"A pilot observes a lone female walking on a road and two bears in the immediate vicinity. Pilot contacts manager and a student to assist. It was noticed that the female was intoxicated and had apparently run out of fuel in her vehicle.
Because of the bears it was decided to evacuate the female to the nearest camp.
The female was calm during lift off but when the helicopter was several hundred feet above the ground she suddenly disengaged her seat belt and attempted to get out of the helicopter including trying to kick the door open. The manager managed to grab the seat belt and the female to restrain her form exiting the helicopter. Meanwhile the pilot executed and emergency landing.
Once on the ground the female managed to get away from the manager, exit the helicopter and began running toward the rear of the helicopter. The pilot managed to prevent her from running into the tail rotor. She then ran away from the pilot, picked up some stones and threw them at the pilot and the helicopter. One stone hit the pilot in the back and at least two stones struck and damaged the helicopter including one hitting the main rotor. The female was finally controlled and calmed down.

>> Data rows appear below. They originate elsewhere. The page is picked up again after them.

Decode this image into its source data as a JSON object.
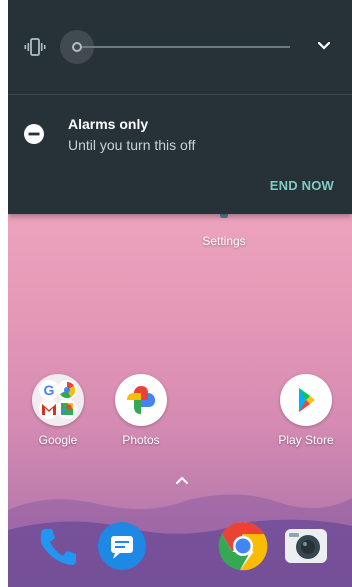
{
  "volume_panel": {
    "ringer_mode_icon": "vibrate-icon",
    "expand_icon": "chevron-down-icon",
    "volume_level": 0
  },
  "dnd": {
    "icon": "do-not-disturb-icon",
    "title": "Alarms only",
    "subtitle": "Until you turn this off",
    "end_button": "END NOW"
  },
  "home": {
    "settings_label": "Settings",
    "apps": [
      {
        "label": "Google",
        "icon": "google-folder-icon"
      },
      {
        "label": "Photos",
        "icon": "photos-icon"
      },
      {
        "label": "Play Store",
        "icon": "play-store-icon"
      }
    ],
    "app_drawer_icon": "chevron-up-icon",
    "dock": [
      "phone-icon",
      "messages-icon",
      "chrome-icon",
      "camera-icon"
    ]
  },
  "colors": {
    "panel": "#263238",
    "accent": "#80cbc4"
  }
}
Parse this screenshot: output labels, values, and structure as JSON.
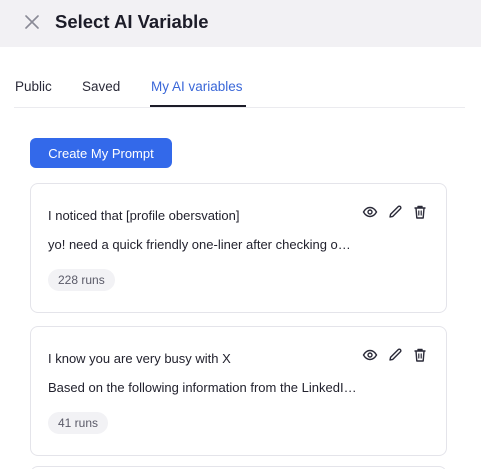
{
  "header": {
    "title": "Select AI Variable",
    "close_icon": "close-icon"
  },
  "tabs": [
    {
      "label": "Public",
      "active": false
    },
    {
      "label": "Saved",
      "active": false
    },
    {
      "label": "My AI variables",
      "active": true
    }
  ],
  "create_button_label": "Create My Prompt",
  "colors": {
    "accent": "#3369ea",
    "active_tab": "#3a67d8",
    "header_bg": "#f2f1f4"
  },
  "cards": [
    {
      "title": "I noticed that [profile obersvation]",
      "description": "yo! need a quick friendly one-liner after checking out their profile",
      "runs": "228 runs",
      "icons": [
        "eye-icon",
        "pencil-icon",
        "trash-icon"
      ]
    },
    {
      "title": "I know you are very busy with X",
      "description": "Based on the following information from the LinkedIn profile",
      "runs": "41 runs",
      "icons": [
        "eye-icon",
        "pencil-icon",
        "trash-icon"
      ]
    }
  ]
}
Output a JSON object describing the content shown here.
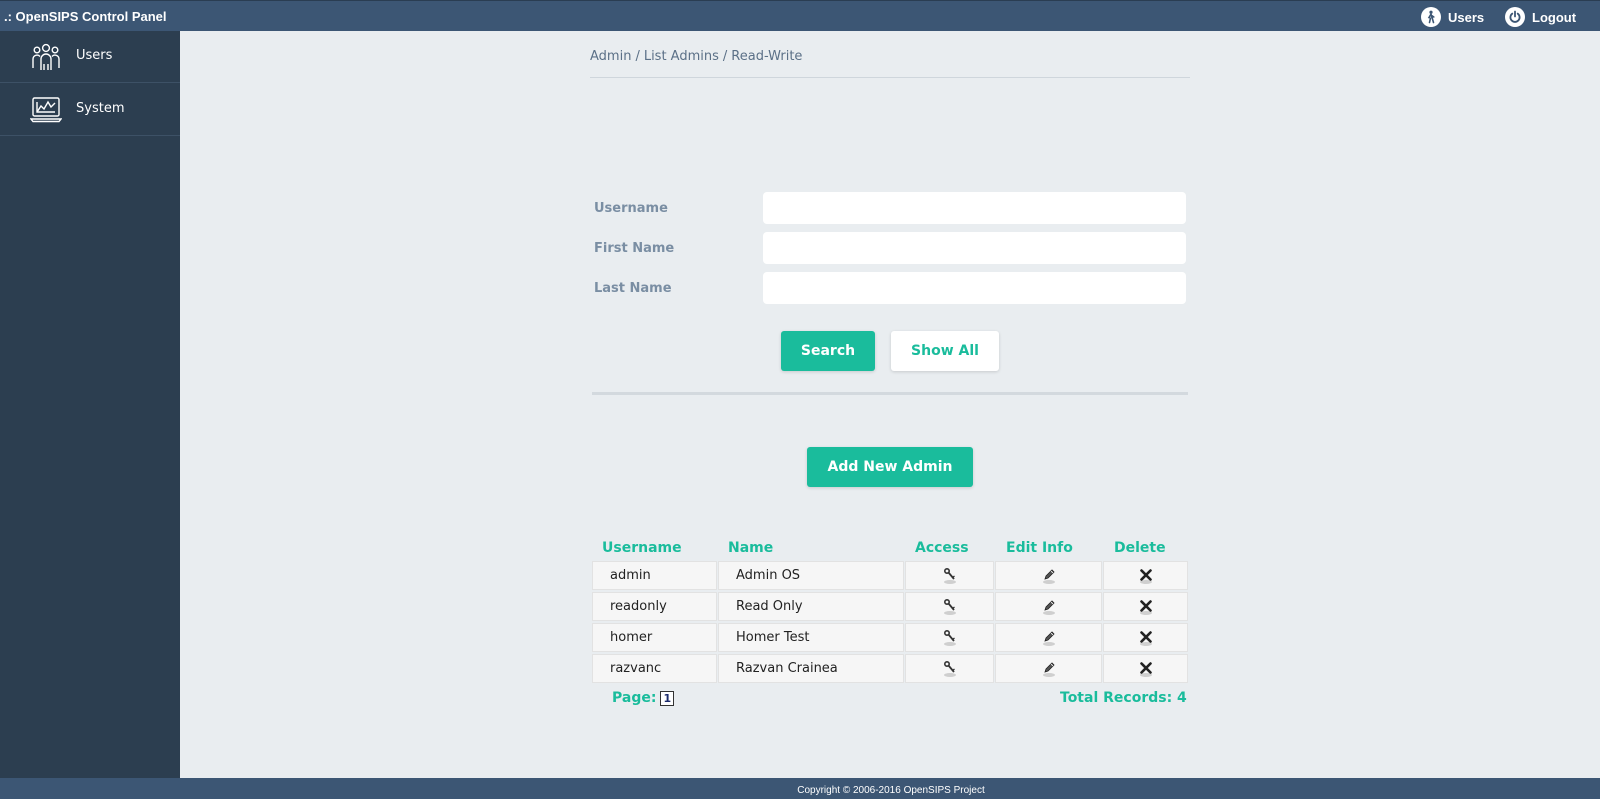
{
  "app": {
    "title": ".: OpenSIPS Control Panel"
  },
  "topbar": {
    "users_label": "Users",
    "users_icon": "user-walking-icon",
    "logout_label": "Logout",
    "logout_icon": "power-icon"
  },
  "sidebar": {
    "items": [
      {
        "label": "Users",
        "icon": "users-group-icon"
      },
      {
        "label": "System",
        "icon": "system-monitor-icon"
      }
    ]
  },
  "breadcrumb": [
    "Admin",
    "List Admins",
    "Read-Write"
  ],
  "search_form": {
    "fields": [
      {
        "label": "Username",
        "value": ""
      },
      {
        "label": "First Name",
        "value": ""
      },
      {
        "label": "Last Name",
        "value": ""
      }
    ],
    "search_label": "Search",
    "show_all_label": "Show All"
  },
  "add_button_label": "Add New Admin",
  "table": {
    "headers": [
      "Username",
      "Name",
      "Access",
      "Edit Info",
      "Delete"
    ],
    "rows": [
      {
        "username": "admin",
        "name": "Admin OS"
      },
      {
        "username": "readonly",
        "name": "Read Only"
      },
      {
        "username": "homer",
        "name": "Homer Test"
      },
      {
        "username": "razvanc",
        "name": "Razvan Crainea"
      }
    ]
  },
  "pager": {
    "page_label": "Page:",
    "current_page": "1",
    "total_label": "Total Records: 4"
  },
  "footer": {
    "copyright": "Copyright © 2006-2016 OpenSIPS Project"
  },
  "colors": {
    "accent": "#1abc9c",
    "topbar": "#3c5674",
    "sidebar": "#2c3e50",
    "background": "#e9edf0"
  }
}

Damage did not affect the operability or airworthiness of the helicopter or pilot.
The manager accompanied the female to the main road where they met the RCMP who had been called. The occupants actions in all likelihood saved the female from serious injury or death.
Corrective Action Taken: intoxicated persons are not allowed on helicopters."
Gee, good idea in retrospect...